If you have to go out for any length of time, please put a coat on your greyhound. Our rule of thumb is that, if we need a coat, our greyhound needs a coat. There are many coat makers around and it’s very easy to find them on the internet. If you cannot afford a coat but need one, please contact us immediately. We keep a stack of donated coats that we’d be happy to share with you!

Antifreeze: Although most people are aware of the fact that antifreeze is toxic to dogs, veterinarians still report that it continues to be a wide spread problem. We are sending along a reminder to keep garage floors and driveways clear of antifreeze spills and do not allow open containers of antifreeze anywhere near where your greyhound travels. If you suspect that your greyhound has been exposed to antifreeze, contact the ASPCA Poison Control Center or your veterinarian immediately

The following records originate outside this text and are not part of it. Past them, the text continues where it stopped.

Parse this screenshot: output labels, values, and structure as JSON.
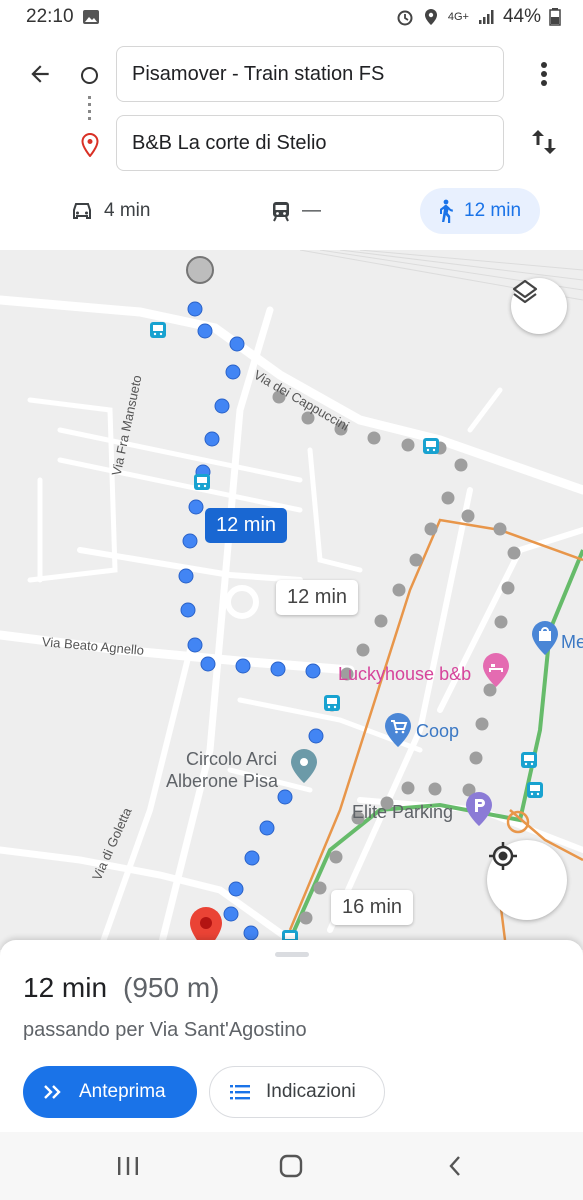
{
  "status_bar": {
    "time": "22:10",
    "network": "4G+",
    "battery": "44%",
    "icons": [
      "image-icon",
      "alarm-icon",
      "location-icon",
      "signal-icon",
      "battery-icon"
    ]
  },
  "search": {
    "origin": "Pisamover - Train station FS",
    "destination": "B&B La corte di Stelio"
  },
  "modes": {
    "car": "4 min",
    "transit": "—",
    "walk": "12 min",
    "selected": "walk"
  },
  "map": {
    "route_labels": {
      "selected": "12 min",
      "alt_1": "12 min",
      "alt_2": "16 min"
    },
    "streets": [
      "Via Fra Mansueto",
      "Via dei Cappuccini",
      "Via Beato Agnello",
      "Via di Goletta"
    ],
    "pois": [
      "Luckyhouse b&b",
      "Coop",
      "Circolo Arci",
      "Alberone Pisa",
      "Elite Parking",
      "Me"
    ],
    "colors": {
      "route": "#4285f4",
      "alt_route": "#9e9e9e",
      "pin": "#ea4335"
    }
  },
  "summary": {
    "time": "12 min",
    "distance": "(950 m)",
    "via": "passando per Via Sant'Agostino"
  },
  "actions": {
    "preview": "Anteprima",
    "directions": "Indicazioni"
  }
}
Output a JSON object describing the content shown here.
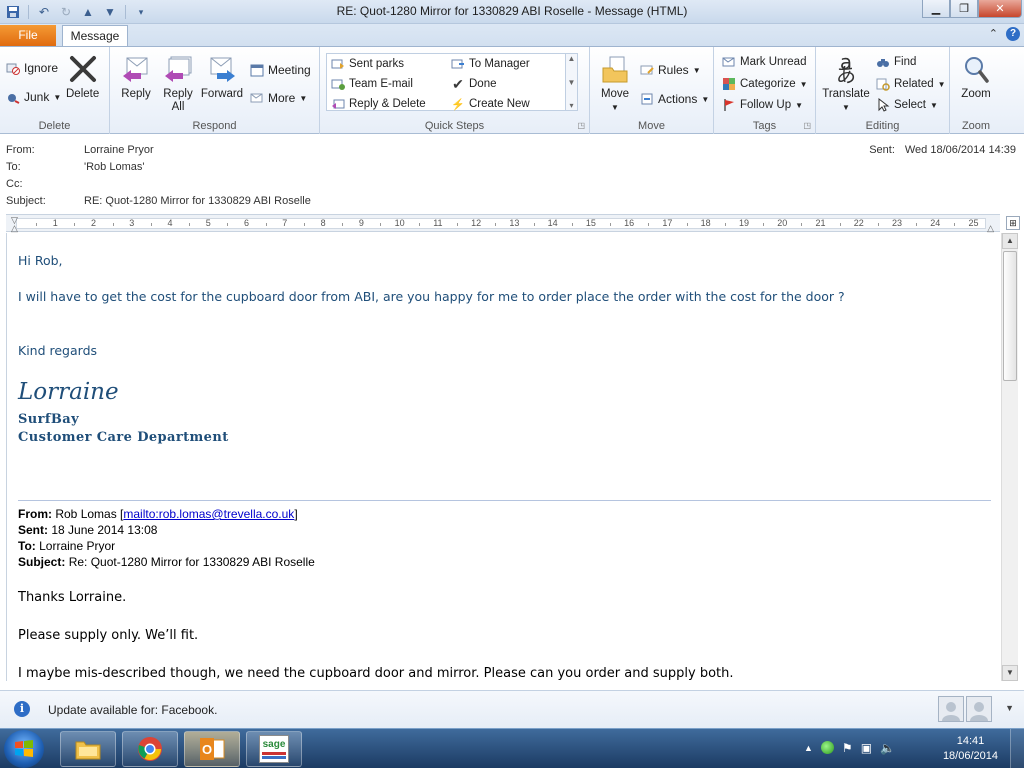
{
  "window": {
    "title": "RE: Quot-1280 Mirror for 1330829 ABI Roselle  -  Message (HTML)"
  },
  "tabs": {
    "file": "File",
    "message": "Message"
  },
  "ribbon": {
    "delete_group": {
      "label": "Delete",
      "ignore": "Ignore",
      "junk": "Junk",
      "delete": "Delete"
    },
    "respond_group": {
      "label": "Respond",
      "reply": "Reply",
      "reply_all": "Reply All",
      "forward": "Forward",
      "meeting": "Meeting",
      "more": "More"
    },
    "quick_steps_group": {
      "label": "Quick Steps",
      "items": [
        "Sent parks",
        "To Manager",
        "Team E-mail",
        "Done",
        "Reply & Delete",
        "Create New"
      ]
    },
    "move_group": {
      "label": "Move",
      "move": "Move",
      "rules": "Rules",
      "actions": "Actions"
    },
    "tags_group": {
      "label": "Tags",
      "mark_unread": "Mark Unread",
      "categorize": "Categorize",
      "follow_up": "Follow Up"
    },
    "editing_group": {
      "label": "Editing",
      "translate": "Translate",
      "find": "Find",
      "related": "Related",
      "select": "Select"
    },
    "zoom_group": {
      "label": "Zoom",
      "zoom": "Zoom"
    }
  },
  "headers": {
    "from_label": "From:",
    "from": "Lorraine Pryor",
    "to_label": "To:",
    "to": "'Rob Lomas'",
    "cc_label": "Cc:",
    "cc": "",
    "subject_label": "Subject:",
    "subject": "RE: Quot-1280 Mirror for 1330829 ABI Roselle",
    "sent_label": "Sent:",
    "sent": "Wed 18/06/2014 14:39"
  },
  "ruler": {
    "numbers": [
      "1",
      "2",
      "3",
      "4",
      "5",
      "6",
      "7",
      "8",
      "9",
      "10",
      "11",
      "12",
      "13",
      "14",
      "15",
      "16",
      "17",
      "18",
      "19",
      "20",
      "21",
      "22",
      "23",
      "24",
      "25"
    ]
  },
  "body": {
    "greeting": "Hi Rob,",
    "line1": "I will have to get the cost for the cupboard door from ABI, are you happy for me to order place the order with the cost for the door ?",
    "closing": "Kind regards",
    "sig_name": "Lorraine",
    "sig_company": "SurfBay",
    "sig_department": "Customer Care Department",
    "original": {
      "from_label": "From:",
      "from_name": "Rob Lomas [",
      "from_link": "mailto:rob.lomas@trevella.co.uk",
      "from_end": "]",
      "sent_label": "Sent:",
      "sent": "18 June 2014 13:08",
      "to_label": "To:",
      "to": "Lorraine Pryor",
      "subject_label": "Subject:",
      "subject": "Re: Quot-1280 Mirror for 1330829 ABI Roselle"
    },
    "quoted_1": "Thanks Lorraine.",
    "quoted_2": "Please supply only. We’ll fit.",
    "quoted_3": "I maybe mis-described though, we need the cupboard door and mirror. Please can you order and supply both."
  },
  "peoplebar": {
    "text": "Update available for: Facebook."
  },
  "taskbar": {
    "time": "14:41",
    "date": "18/06/2014",
    "apps": [
      "explorer-icon",
      "chrome-icon",
      "outlook-icon",
      "sage-icon"
    ],
    "sage_label": "sage"
  },
  "colors": {
    "body_text": "#1f4e79",
    "file_tab": "#e8781c",
    "link": "#0000cc"
  }
}
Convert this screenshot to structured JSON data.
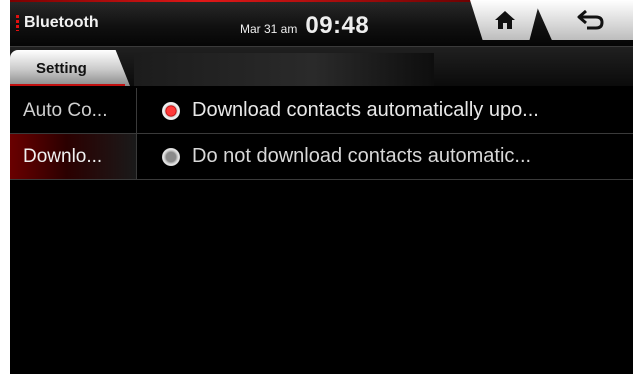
{
  "header": {
    "app_title": "Bluetooth",
    "date": "Mar 31 am",
    "time": "09:48"
  },
  "nav": {
    "home_icon": "home-icon",
    "back_icon": "back-arrow-icon"
  },
  "tabs": [
    {
      "label": "Setting",
      "active": true
    }
  ],
  "settings": [
    {
      "label": "Auto Co...",
      "option": "Download contacts automatically upo...",
      "selected": true
    },
    {
      "label": "Downlo...",
      "option": "Do not download contacts automatic...",
      "selected": false,
      "highlighted": true
    }
  ],
  "colors": {
    "accent": "#c01010",
    "background": "#000000"
  }
}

Snow and Ice: Everyone who has adopted a greyhound knows that they LOVE

to run in the snow! They can run with abandon and sometimes can get hurt badly if they skid, fall and/or run into objects. Make sure that your yard is clear of items that cannot be seen in the snow but tripped over when a greyhound runs fast. Remember, a greyhound can reach up to 40 miles per hour in a few steps. It takes much more for them to slow down than it takes for them to get up to speed.

Because a greyhound has such thin skin, everyone knows how easily they can cut themselves. One hazard that we run into a lot involves snow that melts and re-freezes. When the greyhound walks on this type of surface, they can get cut easily when their weight causes them to fall through the coating of ice that’s formed over the snow. If they run, the cuts can even be bad enough to warrant stitches. Watch for these types of surfaces and keep greyhounds from running. Or better yet, leash walk your greyhound when these types of surfaces exist.

Ice/Snow Melting Products – If you don’t have a fenced in yard and you leash walk your greyhound, you already know that they can step in a lot of stuff outside, from salt to sleet and snow to mud. There is not much you can do except to avoid areas where there is a lot of salt. If you use salt to melt your own driveways and sidewalks, check to make sure that you are buying products that are safe for dogs. Once you bring your greyhound inside, take the extra time to clean and dry off paws. At that time look for cuts or abrasions and treat them.

Check fences and gates – More greyhounds are lost in winter than any other season because it’s so easy for them to lose their sense and perspective during a snowstorm if they get loose. Check gates more often to make sure the wind hasn’t blown them open; it is a good idea to walk your fence line to check for openings or areas where sections could be blown down. Losing a greyhound in the dead of winter is a recipe for disaster.

Be cautious when outside in the dark – Since there are fewer daylight hours in the dead of winter, many people have no choice than to be out with their greyhound in the dark of the morning or at night. Keep your hound closer than usual and make sure all leashes are in good condition and collars are properly adjusted. Be careful when crossing streets and alleys that your greyhound is close to your side and easier to see. Use reflective gear so both you and your hound are easier to spot.

We hope that all of our adopted hounds stay safe and warm!

Article courtesy of Greyhound Ranch Adoptions.  SnowHound image Courtesy TC7.